DI-UMONS : Dépôt institutionnel de l’université de Mons

Recherche transversale
(titres de publication, de périodique et noms de colloque inclus)
2005-01-01 - Article/Dans un journal avec peer-review - Anglais - 9 page(s)

Kubicek V., Rudovsky J., Kotek J., Hermann P., Vander Elst Luce , Muller Robert , Kolar Z.I., Wolterbeek H.T., Peters J. A., Lukes I., "A bisphosphonate monoamide analogue of DOTA: A potential agent for bone targeting" in Journal of the American Chemical Society, 127, 47, 16477-16485

  • Edition : American Chemical Society, Washington (DC)
  • Codes CREF : Résonance magnétique nucléaire (biophysique) (DI131B), Chimie organique (DI1313), Imagerie médicale, radiologie, tomographie (DI3243)
  • Unités de recherche UMONS : Chimie générale, organique et biomédicale (M108)
Texte intégral :

Abstract(s) :

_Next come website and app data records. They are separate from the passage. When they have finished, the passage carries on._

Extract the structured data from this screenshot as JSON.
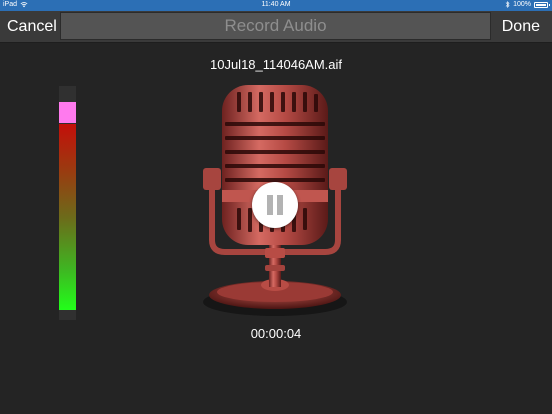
{
  "status_bar": {
    "device": "iPad",
    "time": "11:40 AM",
    "battery_percent": "100%"
  },
  "nav": {
    "cancel_label": "Cancel",
    "title": "Record Audio",
    "done_label": "Done"
  },
  "recording": {
    "filename": "10Jul18_114046AM.aif",
    "elapsed": "00:00:04",
    "level_fraction": 0.87,
    "peak_fraction": 0.93
  },
  "colors": {
    "status_bar": "#2c6fb5",
    "nav_bar": "#3a3a3a",
    "background": "#242424",
    "meter_peak": "#ff7aee",
    "meter_high": "#c40f0a",
    "meter_low": "#22ff1a",
    "microphone": "#c0504a"
  },
  "icons": {
    "wifi": "wifi-icon",
    "bluetooth": "bluetooth-icon",
    "battery": "battery-icon",
    "microphone": "microphone-icon",
    "pause": "pause-icon"
  }
}
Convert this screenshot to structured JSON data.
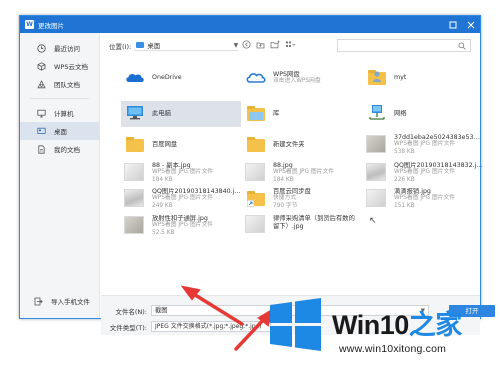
{
  "window": {
    "logo": "W",
    "title": "更改图片",
    "buttons": [
      "restore-icon",
      "close-icon"
    ],
    "accent": "#1f74d4"
  },
  "sidebar": {
    "items": [
      {
        "label": "最近访问",
        "icon": "clock-icon"
      },
      {
        "label": "WPS云文档",
        "icon": "cube-icon"
      },
      {
        "label": "团队文档",
        "icon": "team-icon"
      },
      {
        "label": "计算机",
        "icon": "monitor-icon"
      },
      {
        "label": "桌面",
        "icon": "desktop-icon",
        "active": true
      },
      {
        "label": "我的文档",
        "icon": "document-icon"
      }
    ],
    "bottom_label": "导入手机文件"
  },
  "toolbar": {
    "location_label": "位置(I):",
    "location_value": "桌面",
    "icons": [
      "back-icon",
      "up-folder-icon",
      "new-folder-icon",
      "view-menu-icon"
    ],
    "search_icon": "search-icon"
  },
  "files": [
    {
      "name": "OneDrive",
      "meta1": "",
      "meta2": "",
      "icon": "onedrive-icon"
    },
    {
      "name": "WPS网盘",
      "meta1": "双击进入WPS网盘",
      "meta2": "",
      "icon": "wps-cloud-icon"
    },
    {
      "name": "myt",
      "meta1": "",
      "meta2": "",
      "icon": "user-folder-icon"
    },
    {
      "name": "此电脑",
      "meta1": "",
      "meta2": "",
      "icon": "this-pc-icon",
      "selected": true
    },
    {
      "name": "库",
      "meta1": "",
      "meta2": "",
      "icon": "library-icon"
    },
    {
      "name": "网络",
      "meta1": "",
      "meta2": "",
      "icon": "network-icon"
    },
    {
      "name": "百度网盘",
      "meta1": "",
      "meta2": "",
      "icon": "folder-icon"
    },
    {
      "name": "新建文件夹",
      "meta1": "",
      "meta2": "",
      "icon": "folder-icon"
    },
    {
      "name": "37dd1eba2e5024383e5306f9...",
      "meta1": "WPS看图 JPG 图片文件",
      "meta2": "538 KB",
      "icon": "image-thumbnail"
    },
    {
      "name": "88 - 副本.jpg",
      "meta1": "WPS看图 JPG 图片文件",
      "meta2": "184 KB",
      "icon": "image-thumbnail"
    },
    {
      "name": "88.jpg",
      "meta1": "WPS看图 JPG 图片文件",
      "meta2": "184 KB",
      "icon": "image-thumbnail"
    },
    {
      "name": "QQ图片20190318143832.jpg",
      "meta1": "WPS看图 JPG 图片文件",
      "meta2": "226 KB",
      "icon": "image-thumbnail"
    },
    {
      "name": "QQ图片20190318143840.jpg",
      "meta1": "WPS看图 JPG 图片文件",
      "meta2": "249 KB",
      "icon": "image-thumbnail"
    },
    {
      "name": "百度云同步盘",
      "meta1": "快捷方式",
      "meta2": "790 字节",
      "icon": "shortcut-icon"
    },
    {
      "name": "滴滴报销.jpg",
      "meta1": "WPS看图 JPG 图片文件",
      "meta2": "151 KB",
      "icon": "image-thumbnail"
    },
    {
      "name": "放射性和子通屏.jpg",
      "meta1": "WPS看图 JPG 图片文件",
      "meta2": "52.5 KB",
      "icon": "image-thumbnail"
    },
    {
      "name": "律师采购清单（到货后有数的留下）.jpg",
      "meta1": "",
      "meta2": "",
      "icon": "image-thumbnail"
    }
  ],
  "footer": {
    "filename_label": "文件名(N):",
    "filename_value": "截图",
    "filetype_label": "文件类型(T):",
    "filetype_value": "JPEG 文件交换格式(*.jpg;*.jpeg;*.jpe)",
    "open_label": "打开"
  },
  "watermark": {
    "brand_win": "Win10",
    "brand_zhi": "之家",
    "url": "www.win10xitong.com",
    "logo_color": "#1e88e5",
    "arrow_color": "#e53935"
  }
}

(Anglais) A new macrocyclic DOTA-like ligand (BPAMD) for bone imaging and therapy containing a monoamide bis(phosphonic acid) bone-seeking group was designed and synthesized. Its lanthanide(ill) complexes were prepared and characterized by H-1 and P-31 INIMR spectroscopy. The Gd(III)-BPAMD complex was investigated in detail by H-1 and O-17 relaxometric studies to inspect parameters relevant for its potential application as an MRI contrast agent. Sorption experiments were conducted with Gd(Ill) and Tb(III) complexes using hydroxyapatite (HA) as a model of bone surface. Very effective uptake of the Gd-BPAMD complex by the HA surface was observed in NMR experiments. Radiochemical studies with the (Tb-160-BPAMD)-HA system proved the sorption to be remarkably fast and strong on one hand and fully reversible on the other hand. The strong (Gd-BPAMD)-HA interaction was also supported by H-1 NMRD measurements in the presence of a hydroxyapatite slurry, which showed an increase of the rotational correlation time upon adsorption of the complex on the HA surface, resulting in a significant relaxivity enhancement. The amide-bis(phosphonate) moiety is the only factor responsible for the binding of the complex to HA.